•The board addressed the large number of Lewiston residences still in need of cost-free water meter replacements (to property owners). Town Supervisor Steve Broderick said that, in order to get the work done, Lewiston Water Department crews need to access properties to complete installations of new meters, but homeowners need to cooperate.
"There are 700 homes we still need to get into to replace the water meter," Broderick said. "This is (done) at no cost to the homeowner."
Announcing the town's next step, Broderick stated, "We're going to start the process of sending a letter - the first letter, a general letter. Then we're going to send a (reminder) letter three times. ... If we get no response, we're going to send (it) certified mail, advising them that, if they do not make an appointment (to address the installation), their water service will be shut off."
Once a resident receives final notice, he will have "72 hours to contact us or your water will be shut off at your expense. So if there's any costs incurred (by the town) it will be to the homeowner," Broderick said. "All we ask is the people contact us to change the meter."
Broderick noted the entire install entails a five- to 10-minute appointment on the part of the homeowner.
"We will start shutting off water, because we're getting no response and 700 is too many," he said.

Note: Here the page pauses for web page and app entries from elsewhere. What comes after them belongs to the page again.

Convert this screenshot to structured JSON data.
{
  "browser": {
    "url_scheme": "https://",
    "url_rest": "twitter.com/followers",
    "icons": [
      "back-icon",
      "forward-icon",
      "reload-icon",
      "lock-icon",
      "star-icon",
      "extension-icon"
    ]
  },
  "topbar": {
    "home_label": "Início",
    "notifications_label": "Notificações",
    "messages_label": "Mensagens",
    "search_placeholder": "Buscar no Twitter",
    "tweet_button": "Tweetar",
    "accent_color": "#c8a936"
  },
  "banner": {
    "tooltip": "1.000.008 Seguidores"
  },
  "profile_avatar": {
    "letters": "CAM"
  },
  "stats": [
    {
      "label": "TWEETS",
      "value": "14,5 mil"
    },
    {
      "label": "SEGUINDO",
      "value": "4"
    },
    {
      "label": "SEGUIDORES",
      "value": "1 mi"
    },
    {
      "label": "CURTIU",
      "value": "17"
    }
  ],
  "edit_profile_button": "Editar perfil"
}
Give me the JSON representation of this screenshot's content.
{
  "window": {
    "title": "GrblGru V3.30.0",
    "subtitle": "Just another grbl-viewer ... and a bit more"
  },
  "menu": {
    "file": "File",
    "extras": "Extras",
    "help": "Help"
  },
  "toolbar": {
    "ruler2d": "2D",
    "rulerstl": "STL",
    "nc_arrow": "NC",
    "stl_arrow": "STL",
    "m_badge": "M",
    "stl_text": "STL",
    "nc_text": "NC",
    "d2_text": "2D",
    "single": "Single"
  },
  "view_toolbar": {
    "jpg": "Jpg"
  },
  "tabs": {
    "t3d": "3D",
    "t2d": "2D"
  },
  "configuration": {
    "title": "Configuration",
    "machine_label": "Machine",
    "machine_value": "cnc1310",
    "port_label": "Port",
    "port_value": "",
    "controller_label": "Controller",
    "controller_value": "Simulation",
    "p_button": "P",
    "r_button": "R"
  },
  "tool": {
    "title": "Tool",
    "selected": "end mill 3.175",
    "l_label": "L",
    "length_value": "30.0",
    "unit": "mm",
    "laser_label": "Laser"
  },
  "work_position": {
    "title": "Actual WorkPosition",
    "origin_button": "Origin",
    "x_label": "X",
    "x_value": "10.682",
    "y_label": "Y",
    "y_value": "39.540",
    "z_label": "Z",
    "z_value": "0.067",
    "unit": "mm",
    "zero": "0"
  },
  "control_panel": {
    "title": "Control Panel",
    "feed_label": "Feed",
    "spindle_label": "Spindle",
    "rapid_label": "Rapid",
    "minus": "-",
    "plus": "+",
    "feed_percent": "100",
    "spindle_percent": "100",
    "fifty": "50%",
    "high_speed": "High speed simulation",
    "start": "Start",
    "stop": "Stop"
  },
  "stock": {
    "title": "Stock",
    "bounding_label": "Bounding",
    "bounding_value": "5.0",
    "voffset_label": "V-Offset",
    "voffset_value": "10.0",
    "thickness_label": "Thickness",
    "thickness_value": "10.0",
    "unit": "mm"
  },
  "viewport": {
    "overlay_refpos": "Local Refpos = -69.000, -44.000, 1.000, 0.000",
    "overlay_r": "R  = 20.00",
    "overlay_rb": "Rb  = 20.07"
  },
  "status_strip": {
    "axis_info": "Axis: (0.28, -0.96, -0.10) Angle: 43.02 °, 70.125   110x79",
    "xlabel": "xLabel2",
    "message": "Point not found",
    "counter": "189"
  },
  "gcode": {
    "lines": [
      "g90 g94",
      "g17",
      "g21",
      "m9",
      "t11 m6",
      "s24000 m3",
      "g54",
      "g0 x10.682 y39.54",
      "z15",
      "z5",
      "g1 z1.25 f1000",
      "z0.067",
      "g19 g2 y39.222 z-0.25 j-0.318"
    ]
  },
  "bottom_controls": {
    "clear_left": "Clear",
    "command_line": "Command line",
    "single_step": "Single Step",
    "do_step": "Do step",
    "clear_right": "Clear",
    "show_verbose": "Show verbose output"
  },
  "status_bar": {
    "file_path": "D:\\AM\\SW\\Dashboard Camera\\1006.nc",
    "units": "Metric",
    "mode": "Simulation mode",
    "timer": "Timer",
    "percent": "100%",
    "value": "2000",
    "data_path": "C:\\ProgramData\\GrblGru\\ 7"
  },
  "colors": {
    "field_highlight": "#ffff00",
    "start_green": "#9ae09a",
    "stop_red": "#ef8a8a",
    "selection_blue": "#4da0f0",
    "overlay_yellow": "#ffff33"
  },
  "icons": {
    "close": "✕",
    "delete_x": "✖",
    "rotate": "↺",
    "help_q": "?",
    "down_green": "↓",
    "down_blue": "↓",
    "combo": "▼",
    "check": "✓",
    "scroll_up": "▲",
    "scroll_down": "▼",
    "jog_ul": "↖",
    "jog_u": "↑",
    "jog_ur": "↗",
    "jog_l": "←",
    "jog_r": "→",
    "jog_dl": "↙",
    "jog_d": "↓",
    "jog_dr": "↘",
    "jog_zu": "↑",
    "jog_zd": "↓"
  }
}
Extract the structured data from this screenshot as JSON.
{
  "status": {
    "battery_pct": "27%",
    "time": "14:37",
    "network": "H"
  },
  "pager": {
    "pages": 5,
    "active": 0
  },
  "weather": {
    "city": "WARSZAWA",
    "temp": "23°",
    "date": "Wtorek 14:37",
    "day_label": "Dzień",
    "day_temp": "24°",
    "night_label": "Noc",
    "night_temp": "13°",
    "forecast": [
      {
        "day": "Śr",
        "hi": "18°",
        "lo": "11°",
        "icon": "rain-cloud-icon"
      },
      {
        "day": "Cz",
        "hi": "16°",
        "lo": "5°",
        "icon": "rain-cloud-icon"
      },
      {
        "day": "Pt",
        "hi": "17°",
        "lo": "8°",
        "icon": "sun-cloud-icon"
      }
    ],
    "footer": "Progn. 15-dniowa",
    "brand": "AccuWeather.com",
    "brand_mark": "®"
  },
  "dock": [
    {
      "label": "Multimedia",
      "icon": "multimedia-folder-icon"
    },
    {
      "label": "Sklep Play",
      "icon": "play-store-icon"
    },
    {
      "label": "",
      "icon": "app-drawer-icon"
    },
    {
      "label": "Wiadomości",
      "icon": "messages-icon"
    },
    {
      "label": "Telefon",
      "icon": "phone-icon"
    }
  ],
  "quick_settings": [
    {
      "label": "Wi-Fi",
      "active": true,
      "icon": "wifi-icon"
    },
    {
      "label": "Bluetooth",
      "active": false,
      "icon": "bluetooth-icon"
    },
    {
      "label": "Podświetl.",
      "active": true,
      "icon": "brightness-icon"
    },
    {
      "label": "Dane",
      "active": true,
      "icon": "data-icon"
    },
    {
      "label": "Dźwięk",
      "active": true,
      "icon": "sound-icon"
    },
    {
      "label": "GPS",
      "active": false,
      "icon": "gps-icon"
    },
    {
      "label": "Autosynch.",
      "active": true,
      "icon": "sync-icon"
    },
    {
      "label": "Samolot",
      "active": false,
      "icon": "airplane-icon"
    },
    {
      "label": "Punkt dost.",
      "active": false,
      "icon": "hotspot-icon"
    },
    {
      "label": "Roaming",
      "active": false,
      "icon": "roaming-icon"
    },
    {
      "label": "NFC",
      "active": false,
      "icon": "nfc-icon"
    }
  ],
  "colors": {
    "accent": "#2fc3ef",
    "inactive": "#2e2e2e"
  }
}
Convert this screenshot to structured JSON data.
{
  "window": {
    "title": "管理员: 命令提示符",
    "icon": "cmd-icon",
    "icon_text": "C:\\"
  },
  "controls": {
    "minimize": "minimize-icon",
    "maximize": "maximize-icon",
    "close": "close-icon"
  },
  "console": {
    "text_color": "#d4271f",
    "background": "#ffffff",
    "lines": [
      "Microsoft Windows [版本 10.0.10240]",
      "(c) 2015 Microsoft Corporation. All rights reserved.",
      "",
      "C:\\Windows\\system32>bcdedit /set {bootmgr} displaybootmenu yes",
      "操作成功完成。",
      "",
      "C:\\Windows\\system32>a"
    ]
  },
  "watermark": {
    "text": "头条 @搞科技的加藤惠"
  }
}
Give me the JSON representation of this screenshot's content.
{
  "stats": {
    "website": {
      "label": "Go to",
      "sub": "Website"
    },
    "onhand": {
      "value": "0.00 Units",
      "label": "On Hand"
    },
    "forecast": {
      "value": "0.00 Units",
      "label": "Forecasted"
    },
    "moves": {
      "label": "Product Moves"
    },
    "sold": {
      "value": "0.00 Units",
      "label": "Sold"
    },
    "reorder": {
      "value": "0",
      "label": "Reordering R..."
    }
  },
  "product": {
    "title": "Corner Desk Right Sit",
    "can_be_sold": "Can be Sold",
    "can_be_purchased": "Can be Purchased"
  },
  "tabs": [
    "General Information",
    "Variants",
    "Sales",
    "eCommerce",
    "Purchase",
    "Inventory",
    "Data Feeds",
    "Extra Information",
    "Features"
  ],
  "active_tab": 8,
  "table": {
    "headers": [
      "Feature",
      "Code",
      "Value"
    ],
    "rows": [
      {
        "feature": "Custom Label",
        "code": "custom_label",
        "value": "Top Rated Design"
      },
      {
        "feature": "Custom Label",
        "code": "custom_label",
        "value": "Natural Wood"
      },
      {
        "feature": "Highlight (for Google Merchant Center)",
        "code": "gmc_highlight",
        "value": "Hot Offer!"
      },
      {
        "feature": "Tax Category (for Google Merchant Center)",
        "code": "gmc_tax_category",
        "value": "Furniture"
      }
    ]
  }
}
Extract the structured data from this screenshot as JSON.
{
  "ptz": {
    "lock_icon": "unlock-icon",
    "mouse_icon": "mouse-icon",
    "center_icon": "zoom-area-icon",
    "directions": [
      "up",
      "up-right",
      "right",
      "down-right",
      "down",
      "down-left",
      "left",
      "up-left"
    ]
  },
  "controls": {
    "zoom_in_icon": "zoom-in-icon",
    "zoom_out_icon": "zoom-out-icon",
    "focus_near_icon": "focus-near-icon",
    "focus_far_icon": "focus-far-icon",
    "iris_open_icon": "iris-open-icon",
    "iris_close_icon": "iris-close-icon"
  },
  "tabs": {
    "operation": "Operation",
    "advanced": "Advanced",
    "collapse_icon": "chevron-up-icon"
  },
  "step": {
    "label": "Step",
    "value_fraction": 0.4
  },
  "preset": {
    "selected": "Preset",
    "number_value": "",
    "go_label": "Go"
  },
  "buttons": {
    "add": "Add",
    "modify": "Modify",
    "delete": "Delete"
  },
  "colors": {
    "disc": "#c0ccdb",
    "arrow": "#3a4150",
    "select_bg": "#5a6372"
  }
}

For more information, affected homeowners are asked to call the Water Department at 716-754-8213, ext. 235 or 236, to schedule an appointment.
•The Town Board held a public hearing on a proposed local law to amend the town code, with regard to fees, allowing for the board to establish an assortment of new fees by resolution.
No comments were heard from residents Monday and, pending attorney review, further action is anticipated by the board at its August meeting.
•Attorney for the town Ryan Parisi said the Planning Board reviewed a new solar project being considered for a property at 1897 Swann Road. A Town Board public hearing to consider site plan review and special use permits related to the solar project will be held at 6 p.m. Monday, Aug. 27.
•The Town Board approved a retirement request for Lewiston Police Capt. John Penzotti, who will be leaving his full-time position with LPD after 20 years of service.
Penzotti was approved to remain with LPD as a part-time officer.
Board members also approved the appointment of LPD officer Josh Caine to captain of the department on a provisional basis.